- EXERCISE INSTRUCTIONS -
Every line in the material below that includes "image" should be copied.

- DATA FOR REVIEW -
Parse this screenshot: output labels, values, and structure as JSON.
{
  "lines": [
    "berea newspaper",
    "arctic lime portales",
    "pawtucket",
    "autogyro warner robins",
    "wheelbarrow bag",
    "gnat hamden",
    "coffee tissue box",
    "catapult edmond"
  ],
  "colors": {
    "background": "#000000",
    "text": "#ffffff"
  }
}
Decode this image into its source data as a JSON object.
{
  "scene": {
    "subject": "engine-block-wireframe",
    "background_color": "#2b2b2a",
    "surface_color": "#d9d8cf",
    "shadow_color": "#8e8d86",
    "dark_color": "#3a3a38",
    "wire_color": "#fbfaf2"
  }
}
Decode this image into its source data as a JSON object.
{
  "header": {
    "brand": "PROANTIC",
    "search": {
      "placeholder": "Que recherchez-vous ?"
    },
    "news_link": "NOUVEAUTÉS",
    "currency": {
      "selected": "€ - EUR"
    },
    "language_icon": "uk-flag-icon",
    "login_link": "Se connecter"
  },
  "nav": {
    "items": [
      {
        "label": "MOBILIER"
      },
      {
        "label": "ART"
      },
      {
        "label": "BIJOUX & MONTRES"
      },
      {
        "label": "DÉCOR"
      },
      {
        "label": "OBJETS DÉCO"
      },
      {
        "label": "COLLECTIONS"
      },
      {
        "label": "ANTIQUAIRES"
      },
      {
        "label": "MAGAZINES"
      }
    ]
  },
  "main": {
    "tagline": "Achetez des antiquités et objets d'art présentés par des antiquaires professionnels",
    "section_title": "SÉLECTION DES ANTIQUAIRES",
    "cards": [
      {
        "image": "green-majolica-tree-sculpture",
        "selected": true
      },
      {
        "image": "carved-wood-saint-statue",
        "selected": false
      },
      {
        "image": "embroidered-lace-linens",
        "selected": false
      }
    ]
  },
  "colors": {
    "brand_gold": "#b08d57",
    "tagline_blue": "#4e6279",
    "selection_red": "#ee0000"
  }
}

- EXERCISE SOLUTION -
Decode this image into its source data as a JSON object.
Decode this image into its source data as a JSON object.
        "image": "green-majolica-tree-sculpture",
        "image": "carved-wood-saint-statue",
        "image": "embroidered-lace-linens",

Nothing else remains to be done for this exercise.